What the exercise asks: Output a character-exact copy of the data, images removed.

Records from a dataset
•••••

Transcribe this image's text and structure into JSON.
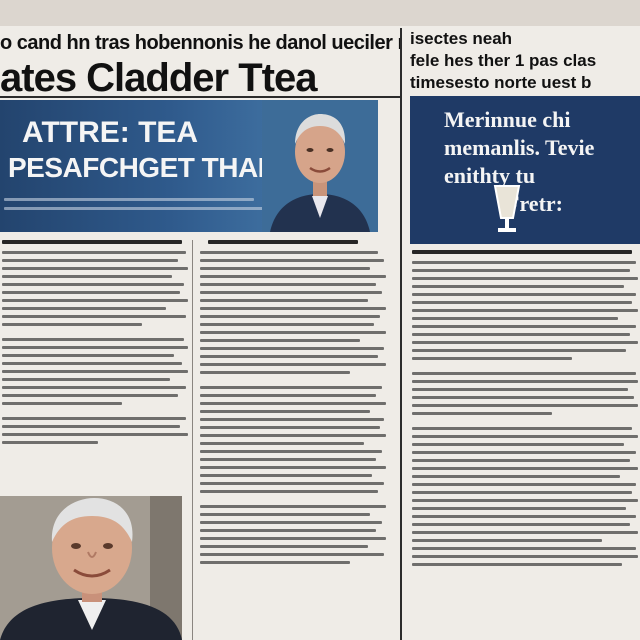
{
  "newspaper": {
    "top_line": "o cand hn tras hobennonis he danol ueciler raiten",
    "main_headline": "ates Cladder Ttea",
    "right_headline": {
      "line1": "isectes neah",
      "line2": "fele hes ther 1 pas clas",
      "line3": "timesesto norte uest b"
    },
    "banner": {
      "line1": "ATTRE: TEA",
      "line2": "PESAFCHGET THAIR"
    },
    "right_panel": {
      "line1": "Merinnue chi",
      "line2": "memanlis. Tevie",
      "line3": "enithty tu",
      "line4": "Fretr:"
    },
    "colors": {
      "paper": "#efece7",
      "banner_blue": "#2f5a8c",
      "panel_navy": "#1f3a66",
      "ink": "#111111"
    },
    "icons": {
      "panel_graphic": "glass-icon"
    }
  }
}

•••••

Solution to the problem:
Transcribe this image's text and structure into JSON.
{
  "newspaper": {
    "top_line": "o cand hn tras hobennonis he danol ueciler raiten",
    "main_headline": "ates Cladder Ttea",
    "right_headline": {
      "line1": "isectes neah",
      "line2": "fele hes ther 1 pas clas",
      "line3": "timesesto norte uest b"
    },
    "banner": {
      "line1": "ATTRE: TEA",
      "line2": "PESAFCHGET THAIR"
    },
    "right_panel": {
      "line1": "Merinnue chi",
      "line2": "memanlis. Tevie",
      "line3": "enithty tu",
      "line4": "Fretr:"
    },
    "colors": {
      "paper": "#efece7",
      "banner_blue": "#2f5a8c",
      "panel_navy": "#1f3a66",
      "ink": "#111111"
    },
    "icons": {
      "panel_graphic": "glass-icon"
    }
  }
}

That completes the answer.